Don't: Forget the Basics
Keep your bedroom cool (between 65 and 72 degrees) and dark (lights should be dimmed at least 30 minutes before bed; layer blackout liners behind curtains to block morning rays that could wake you up) and maintain quiet (use a white-noise machine or app or a fan to drown out disruptive sounds).
Rule #1—Go to bed and get up at the same time every day. (You knew that was coming, right?)
Rule #2—Fall asleep 20 minutes faster by picturing yourself in a relaxing locale, according to the findings of a University of Oxford study. You can also try counting backward from 300 by threes instead of counting sheep, says Michael Breus, PhD, a clinical psychologist and the author of The Sleep Doctor's Diet Plan: Lose Weight Through Better Sleep. (Research has shown that the sheep trick is actually too simple to be effective).

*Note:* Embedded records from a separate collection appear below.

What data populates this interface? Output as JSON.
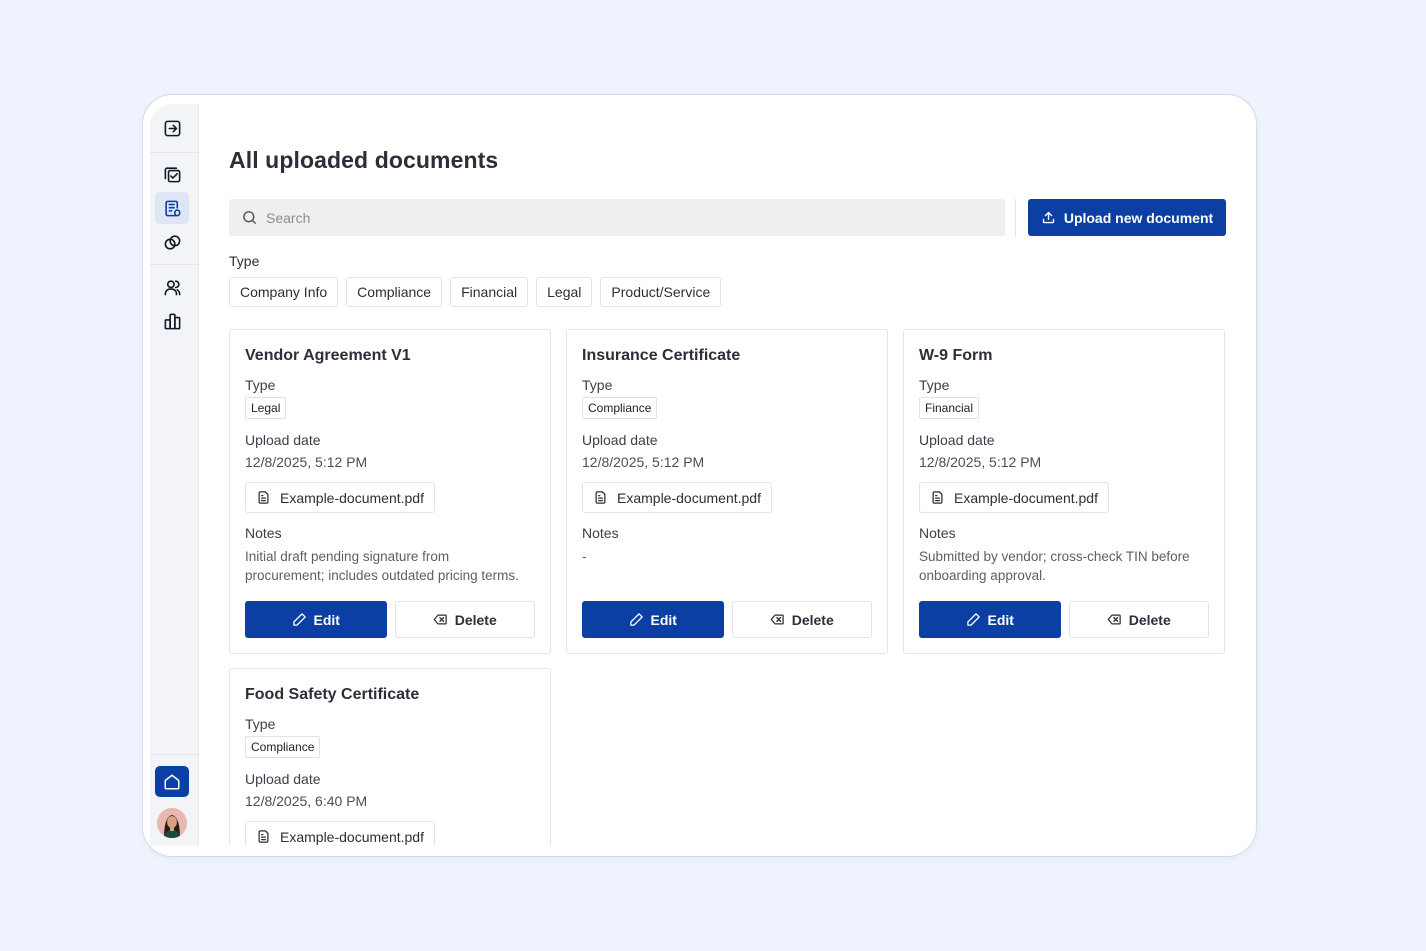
{
  "page": {
    "title": "All uploaded documents"
  },
  "search": {
    "placeholder": "Search"
  },
  "upload_button": {
    "label": "Upload new document"
  },
  "filters": {
    "label": "Type",
    "chips": [
      "Company Info",
      "Compliance",
      "Financial",
      "Legal",
      "Product/Service"
    ]
  },
  "sidebar": {
    "icons": [
      "collapse-sidebar-icon",
      "tasks-icon",
      "documents-icon",
      "integrations-icon",
      "contacts-icon",
      "analytics-icon"
    ],
    "active_item": "documents-icon",
    "bottom": [
      "home-icon",
      "avatar"
    ]
  },
  "field_labels": {
    "type": "Type",
    "upload_date": "Upload date",
    "notes": "Notes"
  },
  "actions": {
    "edit": "Edit",
    "delete": "Delete"
  },
  "documents": [
    {
      "title": "Vendor Agreement V1",
      "type": "Legal",
      "upload_date": "12/8/2025, 5:12 PM",
      "file": "Example-document.pdf",
      "notes_line1": "Initial draft pending signature from",
      "notes_line2": "procurement; includes outdated pricing terms."
    },
    {
      "title": "Insurance Certificate",
      "type": "Compliance",
      "upload_date": "12/8/2025, 5:12 PM",
      "file": "Example-document.pdf",
      "notes_line1": "-",
      "notes_line2": ""
    },
    {
      "title": "W-9 Form",
      "type": "Financial",
      "upload_date": "12/8/2025, 5:12 PM",
      "file": "Example-document.pdf",
      "notes_line1": "Submitted by vendor; cross-check TIN before",
      "notes_line2": "onboarding approval."
    },
    {
      "title": "Food Safety Certificate",
      "type": "Compliance",
      "upload_date": "12/8/2025, 6:40 PM",
      "file": "Example-document.pdf",
      "notes_line1": "",
      "notes_line2": ""
    }
  ],
  "colors": {
    "primary": "#0c3fa3",
    "background": "#eef3fe",
    "sidebar": "#f3f4f7"
  }
}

Rule #3—In the 2 hours before bed, try not to drink any liquids, so you won't have to get up to pee during the night. At least 6 hours before bed, stop drinking caffeine, to prevent it from keeping you up. Three to 4 hours before bed, stop drinking alcohol—it may help you conk out fast, but you'll wake up in the second half of the night after your body is done metabolizing it.
Rule #4—Give yourself a 30-minute gadget-free period before bed—that includes smartphones, tablets, laptops and TVs (you can re-watch Making a Murderer and come up with new theories on what really happened another time). The blue light they give off can delay your body's release of melatonin. Do something relaxing with that 30-minute window instead, like making some headway on the best-seller you keep meaning to read.

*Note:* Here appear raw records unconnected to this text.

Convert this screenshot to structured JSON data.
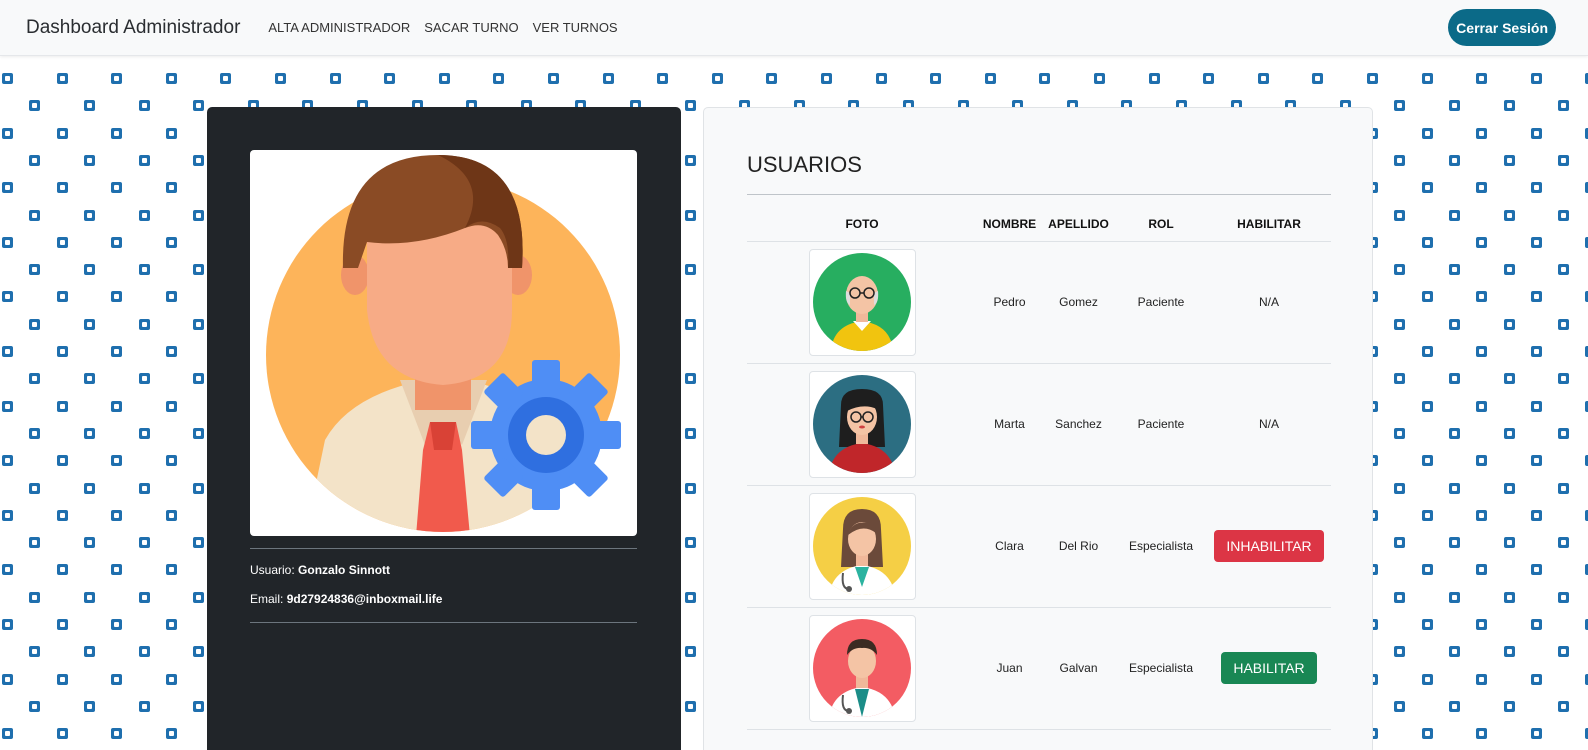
{
  "navbar": {
    "brand": "Dashboard Administrador",
    "links": [
      "ALTA ADMINISTRADOR",
      "SACAR TURNO",
      "VER TURNOS"
    ],
    "logout_label": "Cerrar Sesión"
  },
  "profile": {
    "user_label": "Usuario:",
    "user_value": "Gonzalo Sinnott",
    "email_label": "Email:",
    "email_value": "9d27924836@inboxmail.life"
  },
  "users": {
    "title": "USUARIOS",
    "columns": [
      "FOTO",
      "NOMBRE",
      "APELLIDO",
      "ROL",
      "HABILITAR"
    ],
    "rows": [
      {
        "nombre": "Pedro",
        "apellido": "Gomez",
        "rol": "Paciente",
        "habilitar": "N/A",
        "action": "none"
      },
      {
        "nombre": "Marta",
        "apellido": "Sanchez",
        "rol": "Paciente",
        "habilitar": "N/A",
        "action": "none"
      },
      {
        "nombre": "Clara",
        "apellido": "Del Rio",
        "rol": "Especialista",
        "habilitar": "INHABILITAR",
        "action": "disable"
      },
      {
        "nombre": "Juan",
        "apellido": "Galvan",
        "rol": "Especialista",
        "habilitar": "HABILITAR",
        "action": "enable"
      }
    ]
  },
  "colors": {
    "accent": "#0b6a88",
    "danger": "#dc3545",
    "success": "#198754",
    "pattern": "#1f6fae"
  }
}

Rule #5—Leave your book in the living room. You know you're not supposed to lie in bed tossing and turning, so having a good book waiting for you in another area gives you an automatic place to go and a calming activity to do when the inevitable (but hopefully infrequent) sleepless night happens. Keep the light just bright enough to read by.
Rule #6—Don't get into bed until it's actually time to go to sleep. The more time you spend out of bed, the stronger your sleep drive, or your need for deep sleep, says Colleen Carney, PhD, coauthor of the book Goodnight Mind: Turn off Your Noisy Thoughts and Get a Good Night's Sleep.

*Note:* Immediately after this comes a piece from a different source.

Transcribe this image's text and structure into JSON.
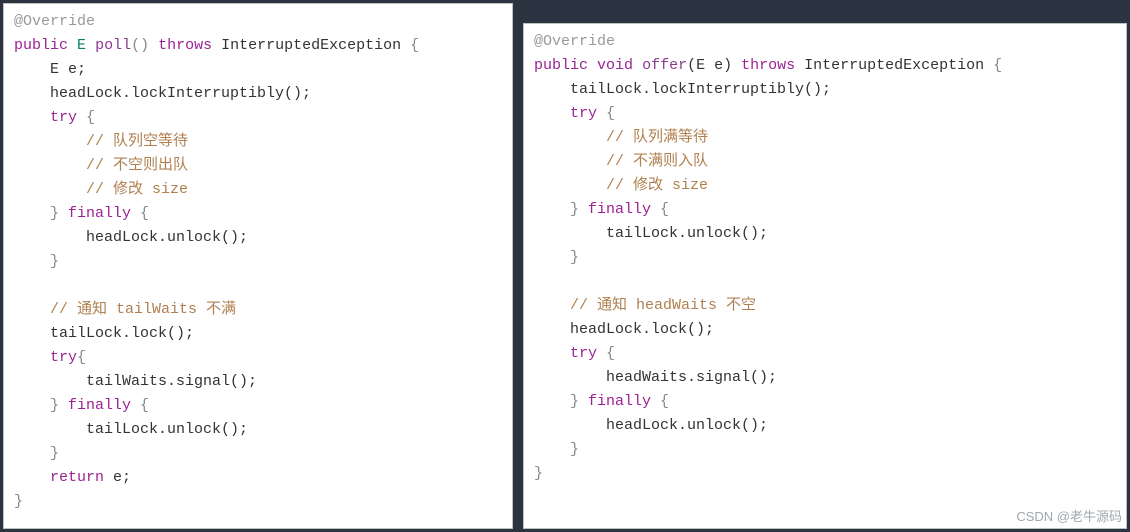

Rule #7—Assume the right position. Stomach sleeping can lead to tossing and turning because of the stress it puts on your neck, and sleeping on your back can make sleep apnea (and snoring) worse. Try curling up on your non-dominant side with a pillow between your knees instead. Doing so takes pressure off your lower back and places your body weight on the joints, muscles and tendons that you don't use as much (which means they're less sensitive), says Nick Littlehales, a U.K.-based sleep coach.
Rule #8—Seriously—stop using the snooze button. That seemingly innocent just-10-more-minutes tap (or taps plural, if you're like most of us) can lead to a must-to-go-back-to-bed feeling that can last anywhere from 2 to 4 hours after you finally get up, according to research. Continually waking up then falling back asleep confuses your brain and body, leaving you groggier and more tired than you would be if you'd just gotten up the first time the alarm went off.
1. Bright light, of the natural or man-made variety. Getting light in the morning works to sync your internal clock with nature's light-dark cycle, which helps your body release sleep-inducing melatonin at the right time. Sunshine is ideal, but if your schedule or location makes that unrealistic, consider getting a light box instead (experts recommend one with more than 10,000 lux—just keep it at least 18 inches away from your eyes).
2. Regular exercise. It can improve sleep quality by up to 65 percent. Research from Oregon State University found that getting 150 minutes of moderate to vigorous exercise per week made that big of a difference. Don't worry if the only time you can fit it in is at night—the idea that p.m. exercise derails sleep has been debunked. The one exception: very vigorous exercise very close to bedtime (so save the HIIT routines for days when you can work out a little earlier).